* **DATA SHOWN**
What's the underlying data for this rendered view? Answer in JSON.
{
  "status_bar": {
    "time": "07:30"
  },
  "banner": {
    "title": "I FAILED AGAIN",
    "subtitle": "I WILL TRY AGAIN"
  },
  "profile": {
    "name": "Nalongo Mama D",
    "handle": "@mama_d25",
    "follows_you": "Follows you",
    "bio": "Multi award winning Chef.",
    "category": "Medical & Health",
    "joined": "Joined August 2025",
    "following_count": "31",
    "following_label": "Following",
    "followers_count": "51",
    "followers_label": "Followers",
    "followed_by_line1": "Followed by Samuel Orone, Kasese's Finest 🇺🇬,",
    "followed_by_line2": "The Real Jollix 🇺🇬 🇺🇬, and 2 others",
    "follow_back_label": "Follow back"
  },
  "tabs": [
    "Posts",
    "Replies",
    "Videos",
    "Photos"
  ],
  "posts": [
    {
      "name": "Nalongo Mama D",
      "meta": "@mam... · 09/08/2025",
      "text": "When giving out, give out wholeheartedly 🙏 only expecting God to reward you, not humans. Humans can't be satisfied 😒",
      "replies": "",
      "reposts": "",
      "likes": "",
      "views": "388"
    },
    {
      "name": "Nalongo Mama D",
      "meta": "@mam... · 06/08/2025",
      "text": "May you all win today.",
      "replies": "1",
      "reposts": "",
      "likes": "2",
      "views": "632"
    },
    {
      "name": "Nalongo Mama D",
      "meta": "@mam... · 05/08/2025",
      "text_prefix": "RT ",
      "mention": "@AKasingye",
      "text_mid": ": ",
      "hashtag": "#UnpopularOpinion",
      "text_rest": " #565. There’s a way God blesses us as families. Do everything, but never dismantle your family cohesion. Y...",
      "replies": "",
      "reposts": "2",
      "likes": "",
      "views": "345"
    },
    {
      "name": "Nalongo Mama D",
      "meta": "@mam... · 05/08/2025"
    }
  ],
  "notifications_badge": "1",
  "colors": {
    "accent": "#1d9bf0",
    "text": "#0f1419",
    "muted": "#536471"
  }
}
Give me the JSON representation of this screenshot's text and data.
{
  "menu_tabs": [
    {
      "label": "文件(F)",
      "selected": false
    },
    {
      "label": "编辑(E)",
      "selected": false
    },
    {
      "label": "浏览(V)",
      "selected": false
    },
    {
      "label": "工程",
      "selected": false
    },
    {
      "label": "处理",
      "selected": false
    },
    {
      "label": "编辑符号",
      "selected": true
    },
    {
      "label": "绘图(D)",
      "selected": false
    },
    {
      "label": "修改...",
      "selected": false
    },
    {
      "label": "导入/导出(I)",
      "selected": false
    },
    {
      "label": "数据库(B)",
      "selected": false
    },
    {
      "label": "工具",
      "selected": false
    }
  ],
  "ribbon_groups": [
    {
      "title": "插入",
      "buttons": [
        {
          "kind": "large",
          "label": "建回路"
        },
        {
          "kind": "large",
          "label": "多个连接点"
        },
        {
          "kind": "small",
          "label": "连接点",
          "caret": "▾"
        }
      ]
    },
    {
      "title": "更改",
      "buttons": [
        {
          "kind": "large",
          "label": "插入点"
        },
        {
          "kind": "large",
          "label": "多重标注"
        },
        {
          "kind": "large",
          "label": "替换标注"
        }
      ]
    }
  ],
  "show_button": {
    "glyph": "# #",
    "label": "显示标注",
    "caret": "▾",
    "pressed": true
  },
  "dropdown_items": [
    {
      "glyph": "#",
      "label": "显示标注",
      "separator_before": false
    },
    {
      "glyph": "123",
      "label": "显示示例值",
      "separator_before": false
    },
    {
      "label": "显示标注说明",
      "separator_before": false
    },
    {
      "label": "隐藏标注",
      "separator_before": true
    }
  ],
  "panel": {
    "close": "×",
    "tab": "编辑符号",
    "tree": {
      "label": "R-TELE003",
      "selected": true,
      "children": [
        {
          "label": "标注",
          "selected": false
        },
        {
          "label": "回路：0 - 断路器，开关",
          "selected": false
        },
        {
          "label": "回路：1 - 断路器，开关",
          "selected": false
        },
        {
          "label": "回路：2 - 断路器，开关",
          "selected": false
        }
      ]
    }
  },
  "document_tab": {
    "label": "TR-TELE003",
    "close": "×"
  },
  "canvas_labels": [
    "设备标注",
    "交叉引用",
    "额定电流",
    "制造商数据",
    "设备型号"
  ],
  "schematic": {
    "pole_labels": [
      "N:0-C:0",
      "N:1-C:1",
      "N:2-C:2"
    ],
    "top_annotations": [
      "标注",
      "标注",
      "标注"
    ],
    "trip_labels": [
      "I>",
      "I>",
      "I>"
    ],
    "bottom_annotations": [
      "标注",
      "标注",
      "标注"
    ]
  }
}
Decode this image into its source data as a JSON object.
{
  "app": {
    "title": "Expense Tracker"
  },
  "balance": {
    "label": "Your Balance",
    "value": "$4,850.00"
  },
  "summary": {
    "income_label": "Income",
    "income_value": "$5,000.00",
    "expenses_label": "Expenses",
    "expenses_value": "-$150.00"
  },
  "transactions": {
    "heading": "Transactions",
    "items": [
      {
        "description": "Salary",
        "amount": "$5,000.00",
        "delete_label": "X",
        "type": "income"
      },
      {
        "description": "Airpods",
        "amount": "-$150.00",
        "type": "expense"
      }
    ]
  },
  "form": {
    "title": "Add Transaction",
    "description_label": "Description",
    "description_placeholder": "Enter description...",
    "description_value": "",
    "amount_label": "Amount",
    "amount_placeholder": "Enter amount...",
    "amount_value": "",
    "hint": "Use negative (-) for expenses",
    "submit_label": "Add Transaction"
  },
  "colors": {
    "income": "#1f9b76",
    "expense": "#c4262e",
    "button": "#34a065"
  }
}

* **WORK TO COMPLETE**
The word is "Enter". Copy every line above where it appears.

* **REPLY TO THE EXERCISE**
    "description_placeholder": "Enter description...",
    "amount_placeholder": "Enter amount...",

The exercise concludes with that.